Work instructions
Copy each entry verbatim, excluding its images.

Supplied information
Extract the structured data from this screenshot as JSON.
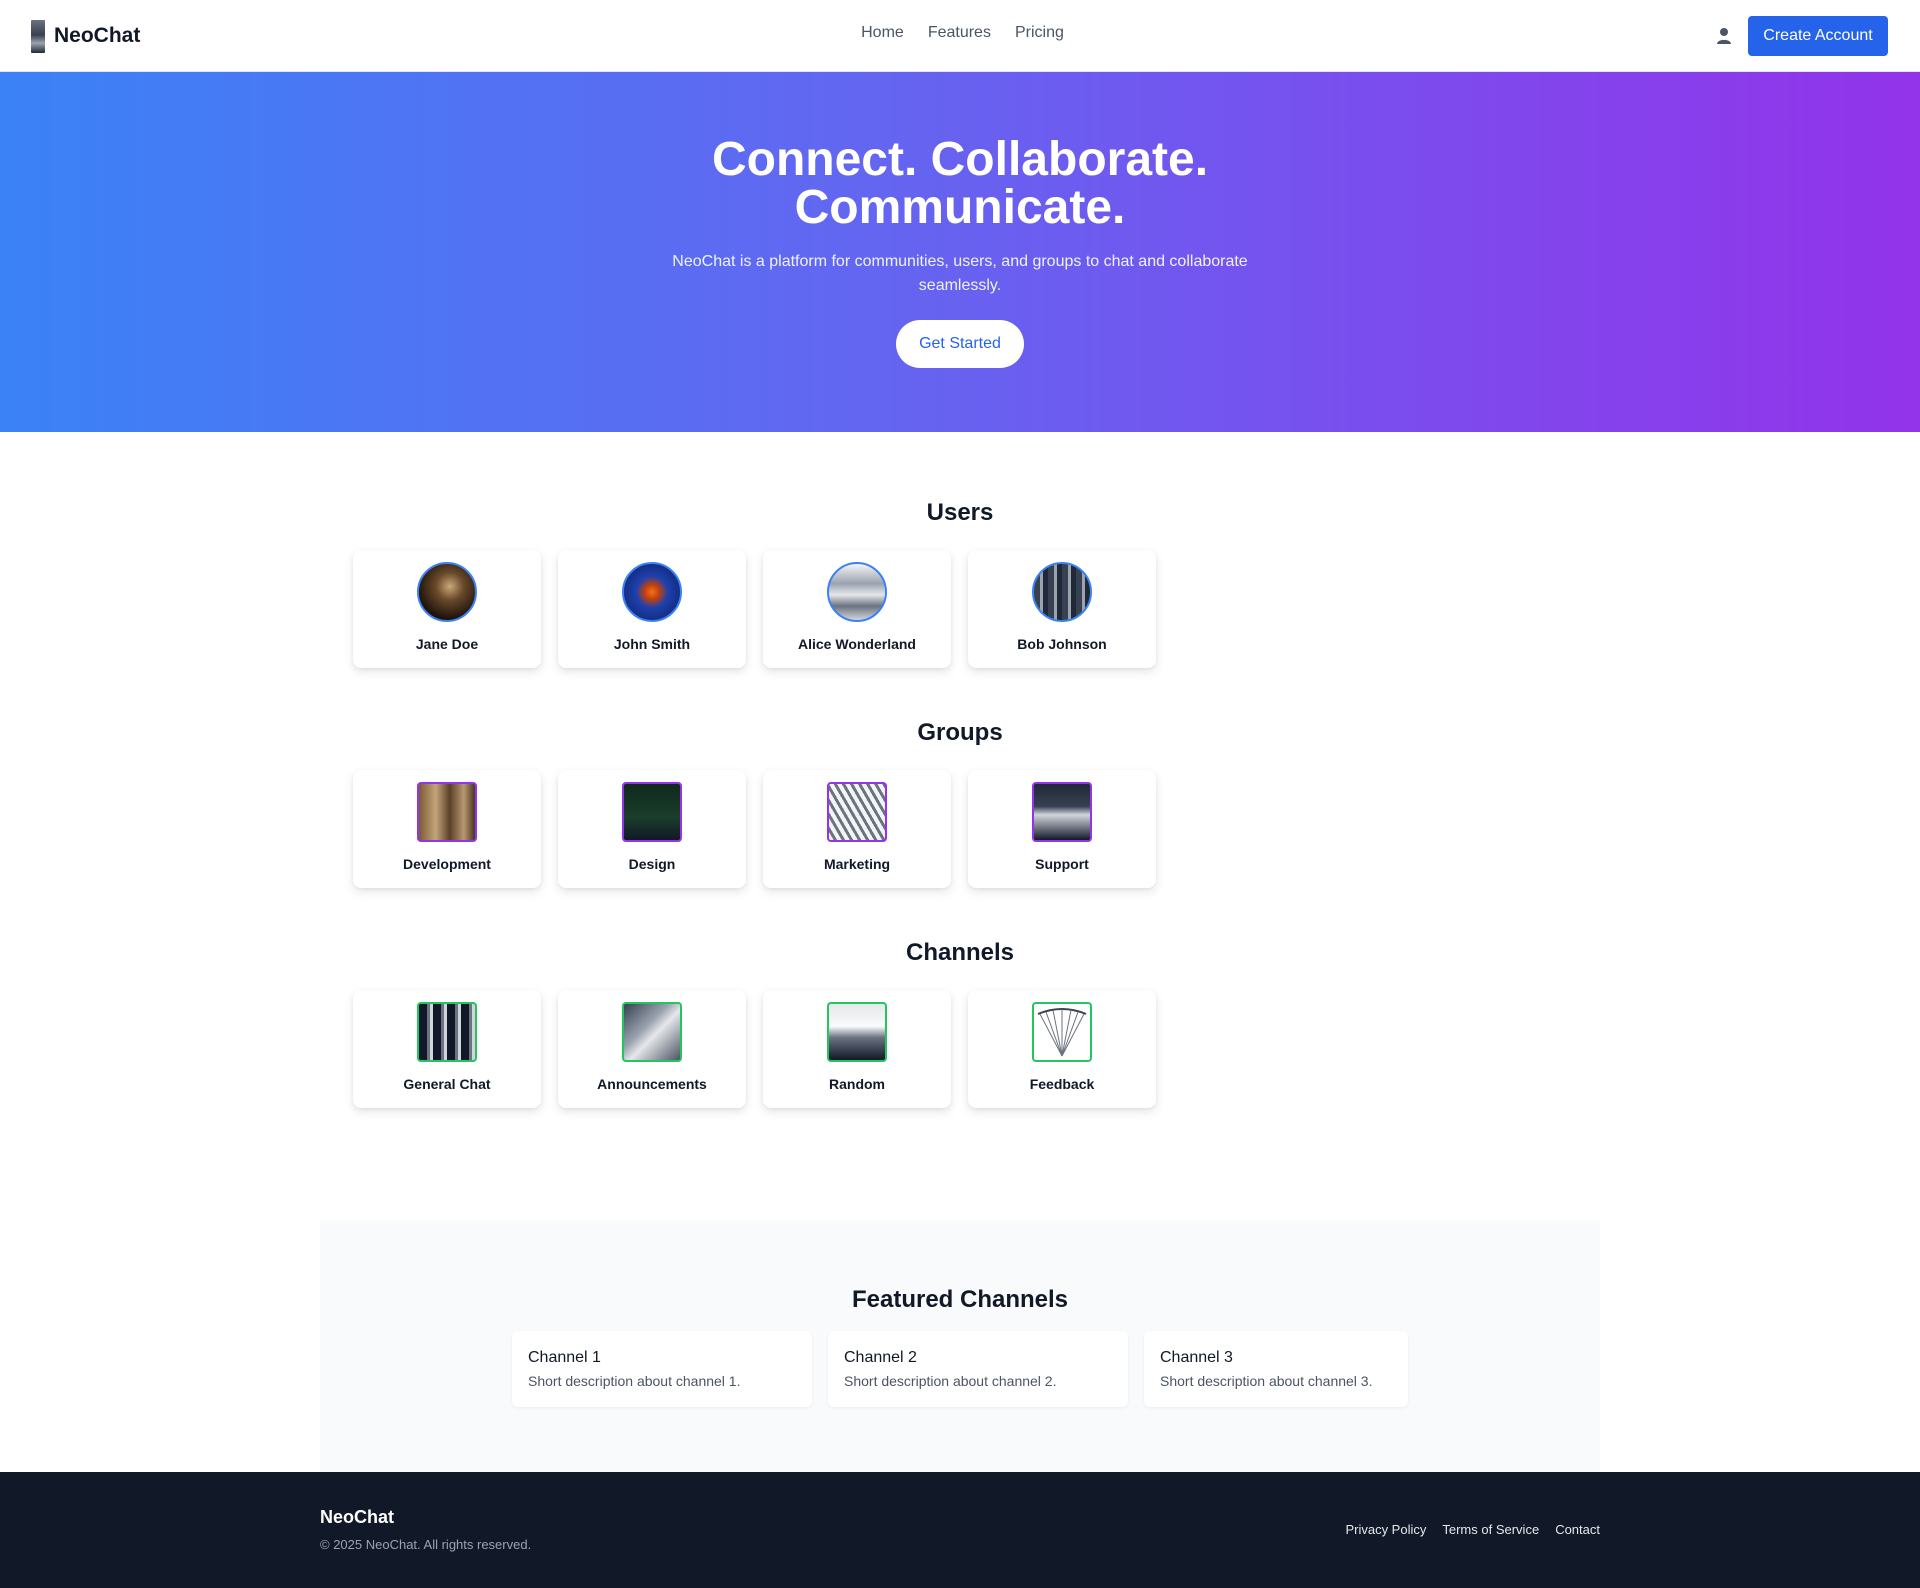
{
  "nav": {
    "brand": "NeoChat",
    "links": [
      "Home",
      "Features",
      "Pricing"
    ],
    "user_icon": "user-icon",
    "create_account": "Create Account"
  },
  "hero": {
    "title_line1": "Connect. Collaborate.",
    "title_line2": "Communicate.",
    "subtitle": "NeoChat is a platform for communities, users, and groups to chat and collaborate seamlessly.",
    "cta": "Get Started"
  },
  "users": {
    "title": "Users",
    "items": [
      "Jane Doe",
      "John Smith",
      "Alice Wonderland",
      "Bob Johnson"
    ]
  },
  "groups": {
    "title": "Groups",
    "items": [
      "Development",
      "Design",
      "Marketing",
      "Support"
    ]
  },
  "channels": {
    "title": "Channels",
    "items": [
      "General Chat",
      "Announcements",
      "Random",
      "Feedback"
    ]
  },
  "featured": {
    "title": "Featured Channels",
    "items": [
      {
        "title": "Channel 1",
        "desc": "Short description about channel 1."
      },
      {
        "title": "Channel 2",
        "desc": "Short description about channel 2."
      },
      {
        "title": "Channel 3",
        "desc": "Short description about channel 3."
      }
    ]
  },
  "footer": {
    "brand": "NeoChat",
    "copyright": "© 2025 NeoChat. All rights reserved.",
    "links": [
      "Privacy Policy",
      "Terms of Service",
      "Contact"
    ]
  },
  "colors": {
    "primary": "#2563eb",
    "hero_gradient_start": "#3b82f6",
    "hero_gradient_end": "#9333ea",
    "user_border": "#3b82f6",
    "group_border": "#9333ea",
    "channel_border": "#22c55e",
    "footer_bg": "#111827"
  }
}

Task solution
Extract the structured data from this screenshot as JSON.
{
  "nav": {
    "brand": "NeoChat",
    "links": [
      "Home",
      "Features",
      "Pricing"
    ],
    "user_icon": "user-icon",
    "create_account": "Create Account"
  },
  "hero": {
    "title_line1": "Connect. Collaborate.",
    "title_line2": "Communicate.",
    "subtitle": "NeoChat is a platform for communities, users, and groups to chat and collaborate seamlessly.",
    "cta": "Get Started"
  },
  "users": {
    "title": "Users",
    "items": [
      "Jane Doe",
      "John Smith",
      "Alice Wonderland",
      "Bob Johnson"
    ]
  },
  "groups": {
    "title": "Groups",
    "items": [
      "Development",
      "Design",
      "Marketing",
      "Support"
    ]
  },
  "channels": {
    "title": "Channels",
    "items": [
      "General Chat",
      "Announcements",
      "Random",
      "Feedback"
    ]
  },
  "featured": {
    "title": "Featured Channels",
    "items": [
      {
        "title": "Channel 1",
        "desc": "Short description about channel 1."
      },
      {
        "title": "Channel 2",
        "desc": "Short description about channel 2."
      },
      {
        "title": "Channel 3",
        "desc": "Short description about channel 3."
      }
    ]
  },
  "footer": {
    "brand": "NeoChat",
    "copyright": "© 2025 NeoChat. All rights reserved.",
    "links": [
      "Privacy Policy",
      "Terms of Service",
      "Contact"
    ]
  },
  "colors": {
    "primary": "#2563eb",
    "hero_gradient_start": "#3b82f6",
    "hero_gradient_end": "#9333ea",
    "user_border": "#3b82f6",
    "group_border": "#9333ea",
    "channel_border": "#22c55e",
    "footer_bg": "#111827"
  }
}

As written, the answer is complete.